(Data records)
====

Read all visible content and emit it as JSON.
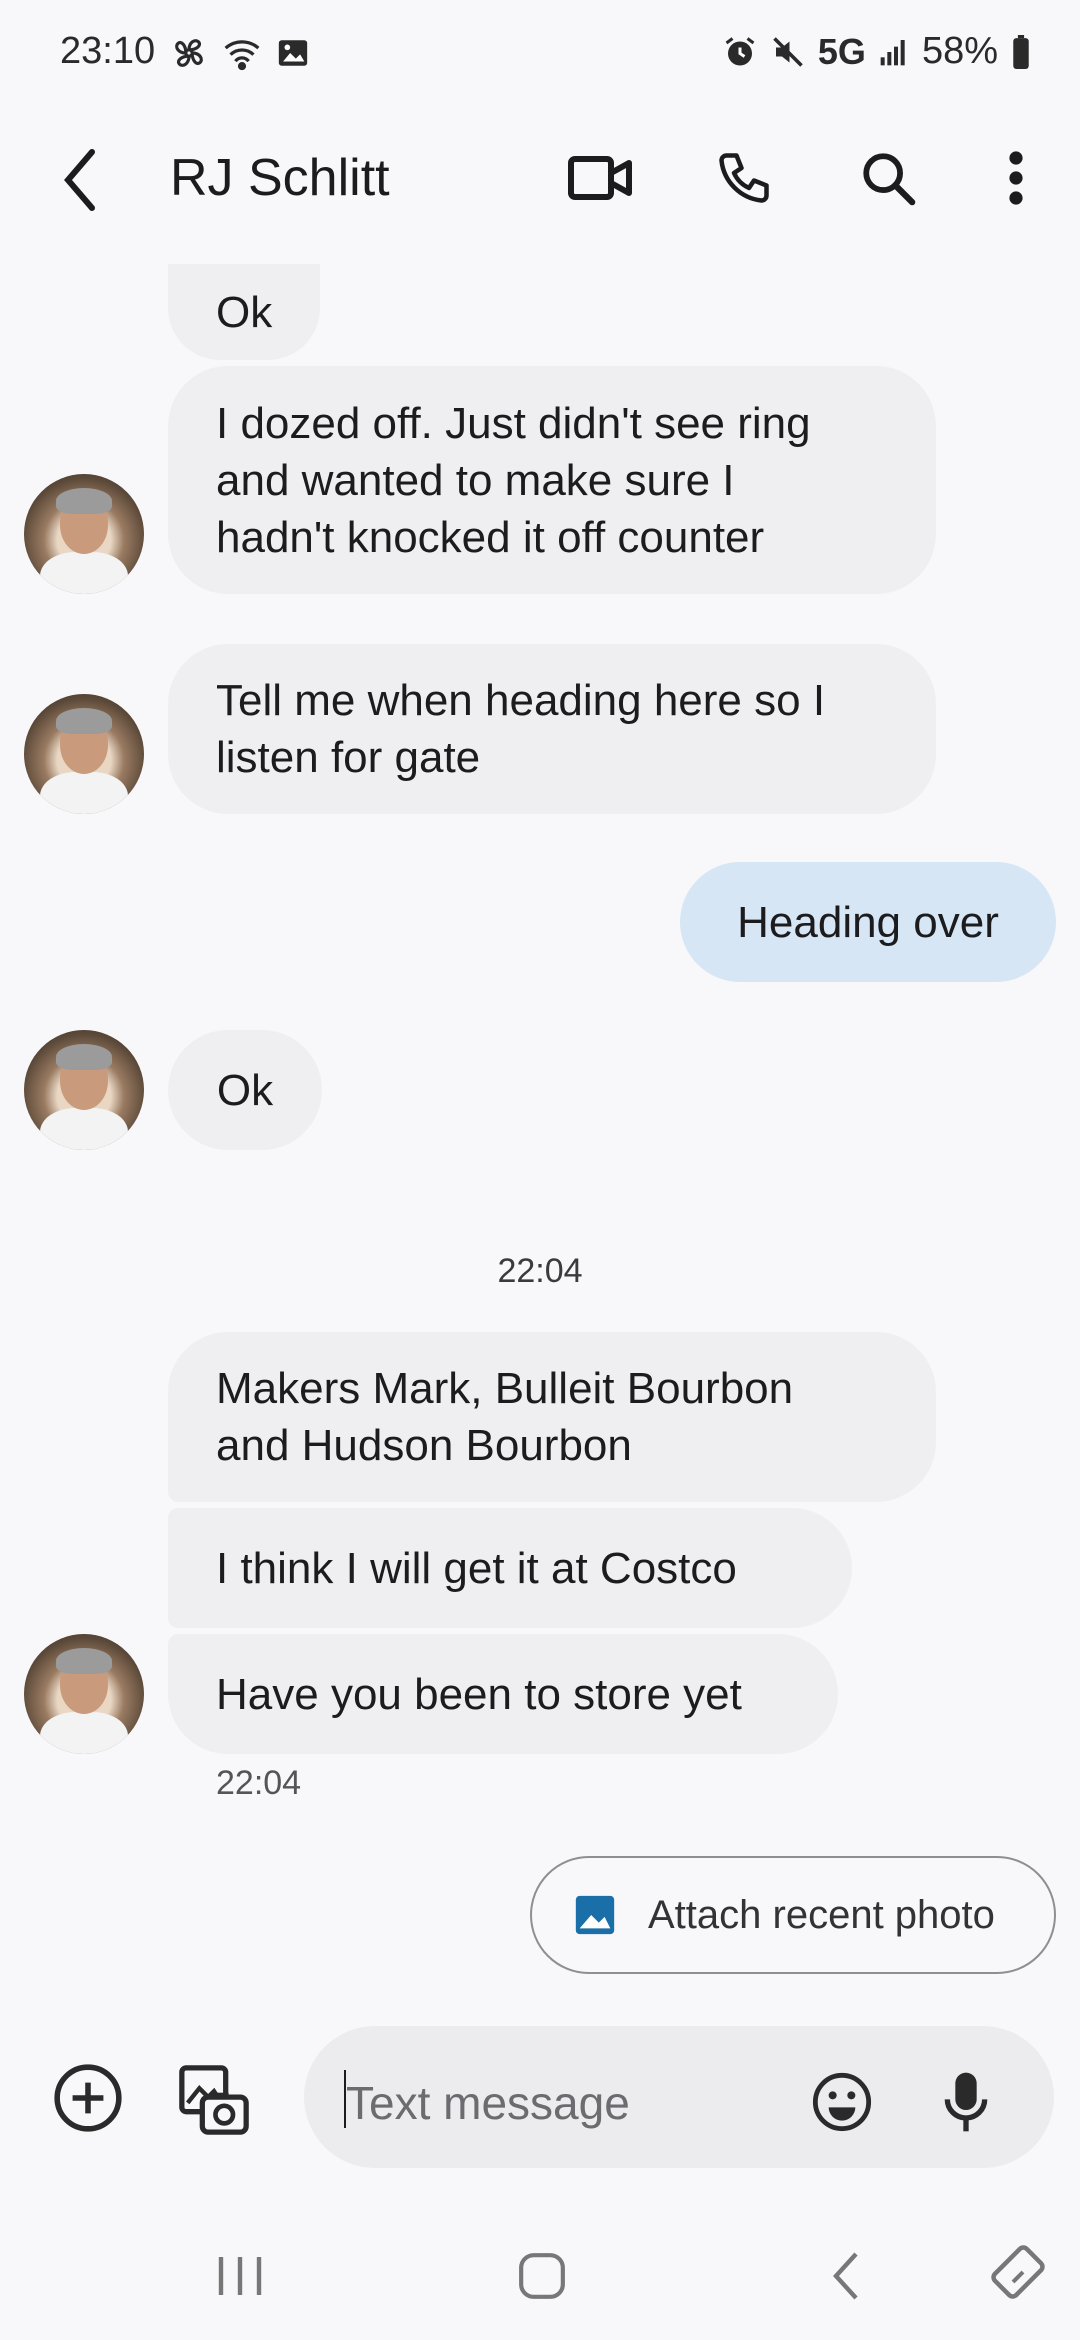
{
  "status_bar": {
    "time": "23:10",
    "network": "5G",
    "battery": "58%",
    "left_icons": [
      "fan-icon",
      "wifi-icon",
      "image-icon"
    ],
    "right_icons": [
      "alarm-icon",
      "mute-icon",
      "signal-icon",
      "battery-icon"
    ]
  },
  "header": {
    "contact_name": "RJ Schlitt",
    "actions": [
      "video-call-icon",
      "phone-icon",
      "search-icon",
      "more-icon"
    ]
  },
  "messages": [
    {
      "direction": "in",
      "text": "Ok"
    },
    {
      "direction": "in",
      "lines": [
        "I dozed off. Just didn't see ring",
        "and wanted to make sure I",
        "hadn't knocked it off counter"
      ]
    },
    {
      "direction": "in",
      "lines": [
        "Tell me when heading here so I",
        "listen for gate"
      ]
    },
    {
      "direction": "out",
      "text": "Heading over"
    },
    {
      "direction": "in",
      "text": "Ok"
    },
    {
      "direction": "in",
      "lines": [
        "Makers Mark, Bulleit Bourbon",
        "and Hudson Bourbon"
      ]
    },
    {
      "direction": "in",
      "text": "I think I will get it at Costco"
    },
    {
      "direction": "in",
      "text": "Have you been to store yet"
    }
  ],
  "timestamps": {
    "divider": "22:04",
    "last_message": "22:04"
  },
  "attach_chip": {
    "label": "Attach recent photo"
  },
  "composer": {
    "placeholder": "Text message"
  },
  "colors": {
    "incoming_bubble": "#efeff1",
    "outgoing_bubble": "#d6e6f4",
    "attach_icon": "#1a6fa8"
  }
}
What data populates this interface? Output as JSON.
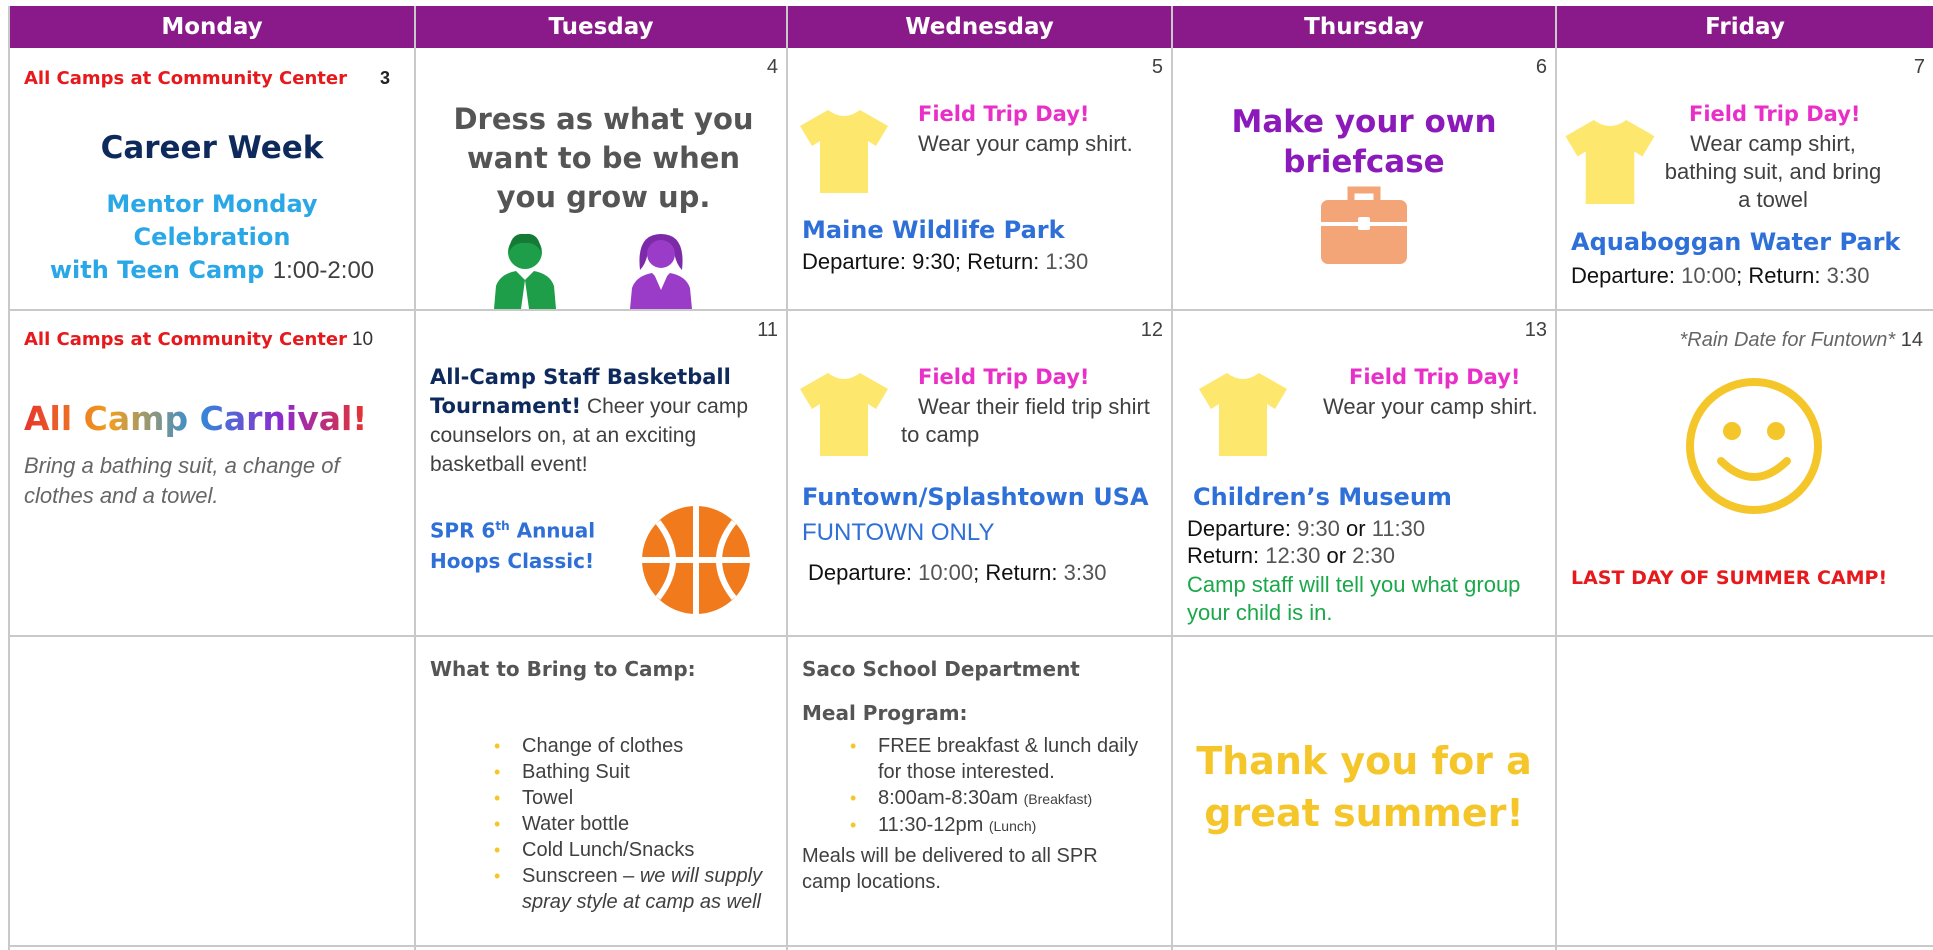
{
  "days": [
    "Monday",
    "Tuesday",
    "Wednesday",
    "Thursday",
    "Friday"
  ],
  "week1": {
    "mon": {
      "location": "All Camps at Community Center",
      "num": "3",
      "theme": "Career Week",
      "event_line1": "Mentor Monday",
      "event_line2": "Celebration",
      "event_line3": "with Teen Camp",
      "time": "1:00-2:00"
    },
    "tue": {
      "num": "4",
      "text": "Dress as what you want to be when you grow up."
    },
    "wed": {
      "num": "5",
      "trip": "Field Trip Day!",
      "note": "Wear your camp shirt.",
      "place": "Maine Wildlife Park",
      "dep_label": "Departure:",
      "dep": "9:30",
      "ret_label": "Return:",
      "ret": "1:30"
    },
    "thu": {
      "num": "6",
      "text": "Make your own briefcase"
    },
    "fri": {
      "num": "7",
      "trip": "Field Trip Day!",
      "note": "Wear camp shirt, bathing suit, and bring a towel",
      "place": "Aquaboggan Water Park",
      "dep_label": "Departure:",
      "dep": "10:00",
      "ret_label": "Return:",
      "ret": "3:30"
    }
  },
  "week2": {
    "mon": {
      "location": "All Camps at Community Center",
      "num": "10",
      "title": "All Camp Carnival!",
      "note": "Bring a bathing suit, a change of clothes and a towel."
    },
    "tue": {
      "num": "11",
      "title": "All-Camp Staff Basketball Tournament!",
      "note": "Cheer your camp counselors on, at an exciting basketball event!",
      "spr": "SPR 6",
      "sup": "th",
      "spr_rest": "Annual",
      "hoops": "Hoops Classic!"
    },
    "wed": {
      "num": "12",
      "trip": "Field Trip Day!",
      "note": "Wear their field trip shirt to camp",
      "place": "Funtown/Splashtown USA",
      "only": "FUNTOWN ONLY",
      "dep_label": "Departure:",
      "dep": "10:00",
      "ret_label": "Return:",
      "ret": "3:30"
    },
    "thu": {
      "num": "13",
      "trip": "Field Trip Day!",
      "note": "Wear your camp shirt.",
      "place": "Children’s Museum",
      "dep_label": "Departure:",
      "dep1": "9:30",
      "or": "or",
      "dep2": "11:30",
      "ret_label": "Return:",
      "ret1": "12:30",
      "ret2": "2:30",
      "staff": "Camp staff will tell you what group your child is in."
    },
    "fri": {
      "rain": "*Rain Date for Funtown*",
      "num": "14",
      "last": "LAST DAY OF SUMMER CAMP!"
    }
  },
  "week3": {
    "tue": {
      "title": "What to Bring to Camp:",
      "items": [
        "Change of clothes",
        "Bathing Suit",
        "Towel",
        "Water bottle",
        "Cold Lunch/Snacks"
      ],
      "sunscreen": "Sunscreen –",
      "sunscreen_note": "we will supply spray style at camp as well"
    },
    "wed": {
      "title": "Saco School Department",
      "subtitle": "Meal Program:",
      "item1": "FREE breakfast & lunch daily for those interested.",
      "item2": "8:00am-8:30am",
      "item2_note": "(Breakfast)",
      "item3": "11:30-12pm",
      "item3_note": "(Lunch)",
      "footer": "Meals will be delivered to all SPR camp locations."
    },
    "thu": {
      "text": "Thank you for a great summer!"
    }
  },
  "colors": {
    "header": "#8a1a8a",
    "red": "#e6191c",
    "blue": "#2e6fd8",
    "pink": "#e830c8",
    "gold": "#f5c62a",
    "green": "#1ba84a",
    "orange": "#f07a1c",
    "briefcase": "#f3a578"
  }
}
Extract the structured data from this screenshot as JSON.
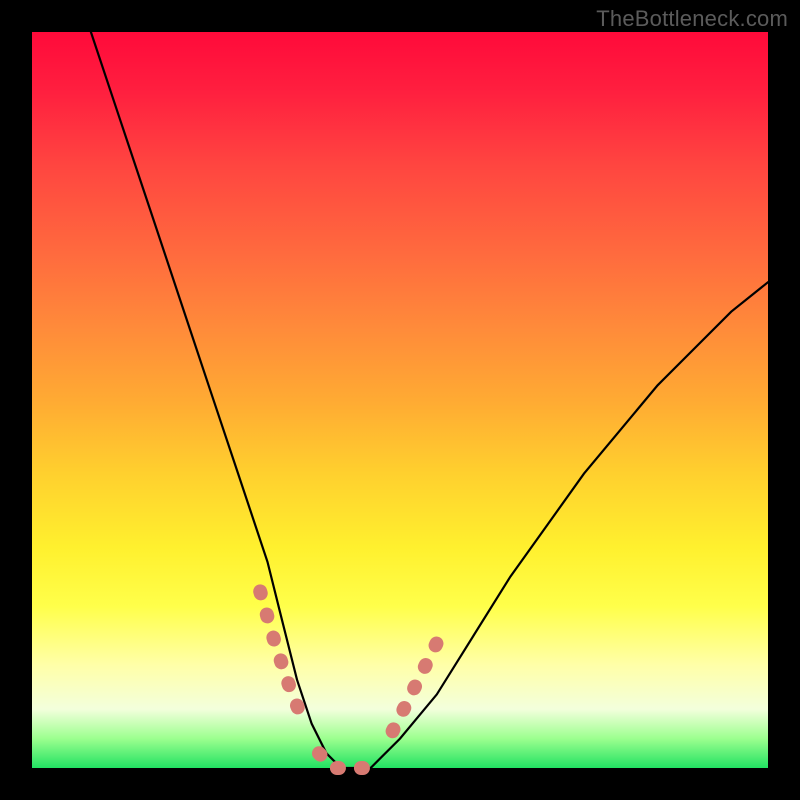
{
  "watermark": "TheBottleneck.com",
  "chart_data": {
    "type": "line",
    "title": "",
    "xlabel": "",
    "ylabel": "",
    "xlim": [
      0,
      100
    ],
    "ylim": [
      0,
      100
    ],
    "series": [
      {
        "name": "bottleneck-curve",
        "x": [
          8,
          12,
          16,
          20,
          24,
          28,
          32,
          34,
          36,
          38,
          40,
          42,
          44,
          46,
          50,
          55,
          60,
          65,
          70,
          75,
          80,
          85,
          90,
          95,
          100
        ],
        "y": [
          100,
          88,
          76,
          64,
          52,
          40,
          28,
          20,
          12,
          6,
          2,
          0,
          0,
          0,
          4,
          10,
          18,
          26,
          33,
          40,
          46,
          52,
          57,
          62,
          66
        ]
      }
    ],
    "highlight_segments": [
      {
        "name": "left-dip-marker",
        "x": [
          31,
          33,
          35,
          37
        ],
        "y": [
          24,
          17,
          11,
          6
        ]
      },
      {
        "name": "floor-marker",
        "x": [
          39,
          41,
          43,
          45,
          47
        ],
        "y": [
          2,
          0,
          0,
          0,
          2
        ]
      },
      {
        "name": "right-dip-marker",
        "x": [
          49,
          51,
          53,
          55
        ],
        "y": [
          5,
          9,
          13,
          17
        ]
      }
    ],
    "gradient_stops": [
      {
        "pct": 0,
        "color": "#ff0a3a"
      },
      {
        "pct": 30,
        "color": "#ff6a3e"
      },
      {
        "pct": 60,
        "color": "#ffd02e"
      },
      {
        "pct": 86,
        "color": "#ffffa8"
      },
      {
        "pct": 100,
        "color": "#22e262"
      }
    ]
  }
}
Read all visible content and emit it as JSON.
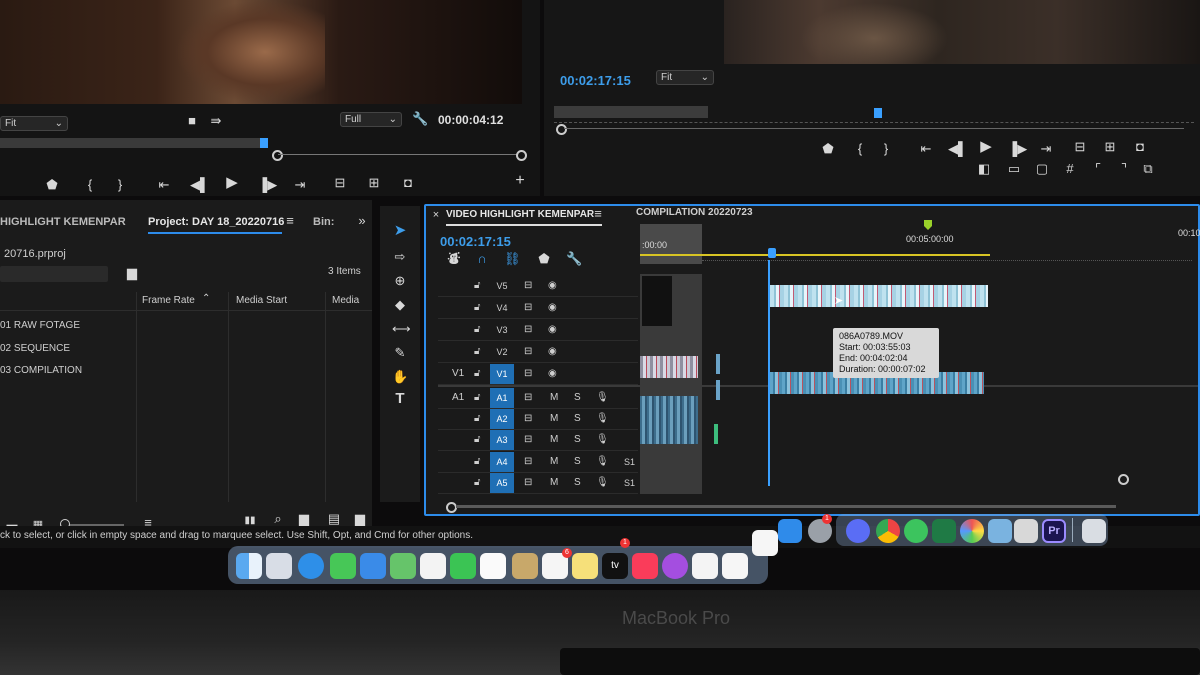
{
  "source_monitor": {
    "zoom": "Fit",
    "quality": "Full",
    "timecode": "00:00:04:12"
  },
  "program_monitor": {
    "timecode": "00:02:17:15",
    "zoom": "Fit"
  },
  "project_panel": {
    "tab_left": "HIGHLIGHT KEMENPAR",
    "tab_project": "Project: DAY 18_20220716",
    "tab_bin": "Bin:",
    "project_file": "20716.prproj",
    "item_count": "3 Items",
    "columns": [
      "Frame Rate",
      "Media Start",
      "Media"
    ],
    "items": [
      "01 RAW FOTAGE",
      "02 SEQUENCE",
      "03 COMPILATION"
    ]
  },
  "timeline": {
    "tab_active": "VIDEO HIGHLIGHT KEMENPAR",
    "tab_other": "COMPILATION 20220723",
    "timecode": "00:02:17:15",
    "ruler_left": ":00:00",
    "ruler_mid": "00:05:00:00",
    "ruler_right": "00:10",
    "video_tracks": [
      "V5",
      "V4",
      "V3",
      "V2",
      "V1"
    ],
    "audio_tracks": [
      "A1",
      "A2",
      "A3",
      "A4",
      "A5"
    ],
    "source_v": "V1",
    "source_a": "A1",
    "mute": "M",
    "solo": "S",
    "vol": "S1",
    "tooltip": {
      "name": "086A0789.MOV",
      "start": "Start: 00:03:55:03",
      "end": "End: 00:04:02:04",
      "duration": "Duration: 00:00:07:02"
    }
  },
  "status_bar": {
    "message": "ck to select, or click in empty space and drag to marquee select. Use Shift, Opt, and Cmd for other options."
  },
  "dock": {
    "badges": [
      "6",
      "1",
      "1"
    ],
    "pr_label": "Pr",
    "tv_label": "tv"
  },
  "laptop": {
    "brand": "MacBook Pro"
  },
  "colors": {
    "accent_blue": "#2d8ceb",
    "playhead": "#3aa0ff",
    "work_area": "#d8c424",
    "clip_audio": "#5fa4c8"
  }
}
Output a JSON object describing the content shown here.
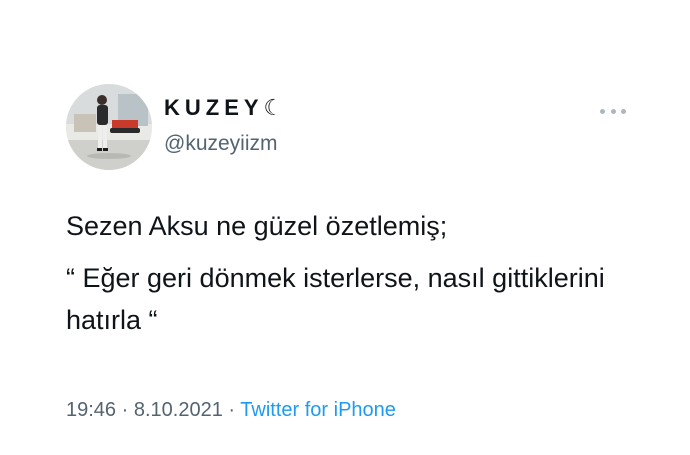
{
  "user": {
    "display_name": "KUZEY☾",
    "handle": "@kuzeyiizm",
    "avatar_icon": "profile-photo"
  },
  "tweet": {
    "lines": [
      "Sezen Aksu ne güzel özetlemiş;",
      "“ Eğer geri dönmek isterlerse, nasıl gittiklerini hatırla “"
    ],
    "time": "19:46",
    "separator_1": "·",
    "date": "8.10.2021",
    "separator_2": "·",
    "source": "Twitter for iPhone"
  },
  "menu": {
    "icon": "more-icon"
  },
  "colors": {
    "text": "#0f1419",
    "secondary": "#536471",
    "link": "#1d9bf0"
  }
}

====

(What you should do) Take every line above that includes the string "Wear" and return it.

(Written reply)
      "note": "Wear your camp shirt.",
      "note": "Wear camp shirt, bathing suit, and bring a towel",
      "note": "Wear their field trip shirt to camp",
      "note": "Wear your camp shirt.",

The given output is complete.